Miami bass (booty music or booty bass) is a subgenre of hip hop music that became popular in the 1980s and 1990s. Its roots are directly linked to the electro-funk sound of the early 1980s.
The use of the Roland TR-808 sustained kick drum, raised dance tempos, and frequently sexually explicit lyrical content differentiate it from other hip hop subgenres. Music author Richie Unterberger has characterized Miami bass as using rhythms with a “stop start flavor” and “hissy” cymbals with lyrics that “reflected the language of the streets, particularly Miami’s historically black neighborhoods such as Liberty City and Overtown”.
Miami bass has never found consistent mainstream acceptance, though it has had a profound impact on the development of Baltimore club, West Coast hip hop, funk carioca or baile funk, and other genres.
Today many artists are recycling this beat and mixing with electronic music.
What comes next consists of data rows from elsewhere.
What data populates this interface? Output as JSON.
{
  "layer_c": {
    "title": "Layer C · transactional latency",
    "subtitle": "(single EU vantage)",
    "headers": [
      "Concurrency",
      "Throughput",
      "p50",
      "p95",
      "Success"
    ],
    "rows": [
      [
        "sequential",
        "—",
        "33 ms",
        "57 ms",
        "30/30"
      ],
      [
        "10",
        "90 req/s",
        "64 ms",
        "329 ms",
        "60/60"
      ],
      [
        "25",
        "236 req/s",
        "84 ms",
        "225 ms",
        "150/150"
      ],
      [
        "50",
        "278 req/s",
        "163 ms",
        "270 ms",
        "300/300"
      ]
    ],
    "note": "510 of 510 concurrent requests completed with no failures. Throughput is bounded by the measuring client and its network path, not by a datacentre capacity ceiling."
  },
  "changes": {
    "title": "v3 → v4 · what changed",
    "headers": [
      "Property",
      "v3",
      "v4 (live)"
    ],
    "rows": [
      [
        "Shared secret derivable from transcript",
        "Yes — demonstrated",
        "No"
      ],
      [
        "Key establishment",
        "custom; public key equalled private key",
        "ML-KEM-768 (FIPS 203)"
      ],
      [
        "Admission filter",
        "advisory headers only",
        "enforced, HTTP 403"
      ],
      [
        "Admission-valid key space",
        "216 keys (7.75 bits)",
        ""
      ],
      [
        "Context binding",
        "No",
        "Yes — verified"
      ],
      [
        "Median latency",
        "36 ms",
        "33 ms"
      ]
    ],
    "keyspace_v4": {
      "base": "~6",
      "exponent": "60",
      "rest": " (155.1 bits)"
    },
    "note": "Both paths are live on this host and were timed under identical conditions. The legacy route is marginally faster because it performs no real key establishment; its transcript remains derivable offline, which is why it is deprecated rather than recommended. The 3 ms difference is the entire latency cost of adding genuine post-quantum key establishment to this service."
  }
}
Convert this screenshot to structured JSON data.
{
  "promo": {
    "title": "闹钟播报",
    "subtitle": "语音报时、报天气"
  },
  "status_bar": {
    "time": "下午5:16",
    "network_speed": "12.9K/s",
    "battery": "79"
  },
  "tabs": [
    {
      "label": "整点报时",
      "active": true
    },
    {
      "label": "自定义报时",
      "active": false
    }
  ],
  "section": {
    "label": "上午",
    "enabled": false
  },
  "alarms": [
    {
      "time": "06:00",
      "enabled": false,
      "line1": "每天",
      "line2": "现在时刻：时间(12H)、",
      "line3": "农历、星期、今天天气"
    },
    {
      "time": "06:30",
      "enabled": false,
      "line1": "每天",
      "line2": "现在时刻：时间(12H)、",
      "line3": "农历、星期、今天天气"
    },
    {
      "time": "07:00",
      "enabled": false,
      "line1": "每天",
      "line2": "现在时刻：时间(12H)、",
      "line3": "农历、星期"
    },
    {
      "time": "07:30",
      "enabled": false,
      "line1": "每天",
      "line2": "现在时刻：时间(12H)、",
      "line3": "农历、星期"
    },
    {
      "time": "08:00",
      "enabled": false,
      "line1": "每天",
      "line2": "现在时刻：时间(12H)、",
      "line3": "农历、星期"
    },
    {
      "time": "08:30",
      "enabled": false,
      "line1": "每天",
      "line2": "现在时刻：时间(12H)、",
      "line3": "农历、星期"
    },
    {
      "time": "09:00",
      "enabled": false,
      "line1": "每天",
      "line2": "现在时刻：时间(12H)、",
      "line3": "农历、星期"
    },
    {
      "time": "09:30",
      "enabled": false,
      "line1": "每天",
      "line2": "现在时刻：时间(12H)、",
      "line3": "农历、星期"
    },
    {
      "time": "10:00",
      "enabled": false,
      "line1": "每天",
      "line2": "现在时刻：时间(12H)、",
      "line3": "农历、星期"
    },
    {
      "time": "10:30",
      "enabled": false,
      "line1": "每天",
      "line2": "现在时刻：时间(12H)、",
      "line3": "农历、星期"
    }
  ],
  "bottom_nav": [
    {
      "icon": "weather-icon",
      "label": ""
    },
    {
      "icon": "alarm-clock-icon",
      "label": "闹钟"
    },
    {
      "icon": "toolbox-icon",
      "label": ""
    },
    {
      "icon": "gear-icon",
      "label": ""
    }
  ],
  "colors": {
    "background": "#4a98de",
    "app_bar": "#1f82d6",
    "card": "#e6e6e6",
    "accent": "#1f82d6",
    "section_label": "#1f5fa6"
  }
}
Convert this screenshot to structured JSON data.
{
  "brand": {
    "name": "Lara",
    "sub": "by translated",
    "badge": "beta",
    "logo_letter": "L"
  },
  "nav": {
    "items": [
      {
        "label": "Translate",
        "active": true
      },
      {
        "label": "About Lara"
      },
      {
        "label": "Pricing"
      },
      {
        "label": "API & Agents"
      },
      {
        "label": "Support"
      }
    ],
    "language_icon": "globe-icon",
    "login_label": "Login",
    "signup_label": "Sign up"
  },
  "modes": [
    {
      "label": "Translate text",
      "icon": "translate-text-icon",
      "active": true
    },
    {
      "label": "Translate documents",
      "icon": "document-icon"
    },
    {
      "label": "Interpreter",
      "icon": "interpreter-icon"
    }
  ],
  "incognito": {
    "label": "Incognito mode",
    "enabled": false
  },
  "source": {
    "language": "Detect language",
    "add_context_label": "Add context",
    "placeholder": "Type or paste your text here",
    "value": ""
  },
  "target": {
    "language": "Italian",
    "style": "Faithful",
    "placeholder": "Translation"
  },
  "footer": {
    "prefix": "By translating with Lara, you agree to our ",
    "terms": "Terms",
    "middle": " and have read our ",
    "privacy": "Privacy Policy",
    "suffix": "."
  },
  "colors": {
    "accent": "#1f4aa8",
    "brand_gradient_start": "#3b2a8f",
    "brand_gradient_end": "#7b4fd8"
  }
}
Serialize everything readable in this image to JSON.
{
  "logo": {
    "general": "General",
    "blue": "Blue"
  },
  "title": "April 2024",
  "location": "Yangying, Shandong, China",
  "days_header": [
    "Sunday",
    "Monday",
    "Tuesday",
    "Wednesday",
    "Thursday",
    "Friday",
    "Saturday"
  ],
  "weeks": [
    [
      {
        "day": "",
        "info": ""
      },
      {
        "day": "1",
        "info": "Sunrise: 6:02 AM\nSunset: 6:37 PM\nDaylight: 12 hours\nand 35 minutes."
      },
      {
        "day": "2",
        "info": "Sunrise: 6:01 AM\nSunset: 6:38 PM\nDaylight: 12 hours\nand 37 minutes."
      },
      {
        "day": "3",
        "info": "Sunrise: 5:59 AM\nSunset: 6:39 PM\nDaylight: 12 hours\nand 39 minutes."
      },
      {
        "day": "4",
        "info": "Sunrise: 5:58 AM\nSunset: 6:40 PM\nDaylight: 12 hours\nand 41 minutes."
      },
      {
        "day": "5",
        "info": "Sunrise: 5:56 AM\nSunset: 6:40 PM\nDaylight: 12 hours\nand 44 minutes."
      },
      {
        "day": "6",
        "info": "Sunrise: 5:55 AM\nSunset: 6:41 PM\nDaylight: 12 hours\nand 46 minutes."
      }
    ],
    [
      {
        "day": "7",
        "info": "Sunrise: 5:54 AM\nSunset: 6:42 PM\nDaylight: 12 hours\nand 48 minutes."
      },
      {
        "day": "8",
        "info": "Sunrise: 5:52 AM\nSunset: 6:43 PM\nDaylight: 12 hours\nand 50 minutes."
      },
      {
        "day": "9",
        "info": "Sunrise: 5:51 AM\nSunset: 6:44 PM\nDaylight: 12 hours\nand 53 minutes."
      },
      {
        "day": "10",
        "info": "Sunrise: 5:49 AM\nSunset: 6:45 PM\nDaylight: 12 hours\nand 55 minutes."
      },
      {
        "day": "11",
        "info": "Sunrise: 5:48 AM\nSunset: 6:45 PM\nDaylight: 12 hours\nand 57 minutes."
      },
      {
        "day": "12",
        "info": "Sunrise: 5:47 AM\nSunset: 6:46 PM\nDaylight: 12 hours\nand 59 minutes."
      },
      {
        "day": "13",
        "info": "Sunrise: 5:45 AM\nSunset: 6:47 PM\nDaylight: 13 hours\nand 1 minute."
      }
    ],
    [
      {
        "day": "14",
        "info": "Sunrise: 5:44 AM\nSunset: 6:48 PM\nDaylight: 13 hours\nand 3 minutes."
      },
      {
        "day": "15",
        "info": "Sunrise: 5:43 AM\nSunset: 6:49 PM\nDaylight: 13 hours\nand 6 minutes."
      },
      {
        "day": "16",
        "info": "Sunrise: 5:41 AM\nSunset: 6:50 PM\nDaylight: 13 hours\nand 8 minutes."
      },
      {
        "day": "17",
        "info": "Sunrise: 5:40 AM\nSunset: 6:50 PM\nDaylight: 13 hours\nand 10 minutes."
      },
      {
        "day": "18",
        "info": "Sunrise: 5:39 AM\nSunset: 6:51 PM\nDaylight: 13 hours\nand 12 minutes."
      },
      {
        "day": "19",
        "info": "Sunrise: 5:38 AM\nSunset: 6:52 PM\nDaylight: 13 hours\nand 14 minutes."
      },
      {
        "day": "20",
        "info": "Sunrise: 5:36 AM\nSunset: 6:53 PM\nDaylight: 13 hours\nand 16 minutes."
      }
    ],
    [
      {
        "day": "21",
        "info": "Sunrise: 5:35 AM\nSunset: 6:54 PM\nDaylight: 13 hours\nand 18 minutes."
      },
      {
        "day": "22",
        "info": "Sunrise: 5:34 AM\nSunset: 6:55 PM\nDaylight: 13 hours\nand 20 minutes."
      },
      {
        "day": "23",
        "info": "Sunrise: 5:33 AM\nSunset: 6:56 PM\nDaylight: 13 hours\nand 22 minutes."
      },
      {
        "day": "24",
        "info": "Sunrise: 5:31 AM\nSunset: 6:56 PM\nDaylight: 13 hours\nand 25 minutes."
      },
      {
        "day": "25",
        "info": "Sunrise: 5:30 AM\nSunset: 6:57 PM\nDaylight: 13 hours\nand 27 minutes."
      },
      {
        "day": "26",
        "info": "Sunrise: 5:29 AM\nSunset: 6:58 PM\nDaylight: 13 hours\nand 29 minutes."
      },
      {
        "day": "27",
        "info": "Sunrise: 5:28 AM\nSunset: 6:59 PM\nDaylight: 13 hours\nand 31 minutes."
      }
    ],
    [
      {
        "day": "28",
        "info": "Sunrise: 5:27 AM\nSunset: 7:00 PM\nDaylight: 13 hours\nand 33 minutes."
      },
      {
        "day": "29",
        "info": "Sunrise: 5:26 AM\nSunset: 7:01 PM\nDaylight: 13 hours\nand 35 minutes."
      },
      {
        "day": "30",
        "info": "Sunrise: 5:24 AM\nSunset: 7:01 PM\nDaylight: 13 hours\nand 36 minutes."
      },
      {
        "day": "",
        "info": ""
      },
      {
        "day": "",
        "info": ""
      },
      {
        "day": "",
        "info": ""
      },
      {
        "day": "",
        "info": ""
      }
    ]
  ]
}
Also in 2010, not only in Brazil but in United Kingdom and United States as well the Miami Bass appears in the music universe as an alternative style of Hip Hop.
M.I.A is one of the international artists who contributed to the Miami Bass and Baile Funk popularity.
Baile Funk was originated from Miami Bass, however they are similar when we just listen the rhythm but different relatively to the lyrics and language, because Baile Funk is best know in Brazilian Portuguese.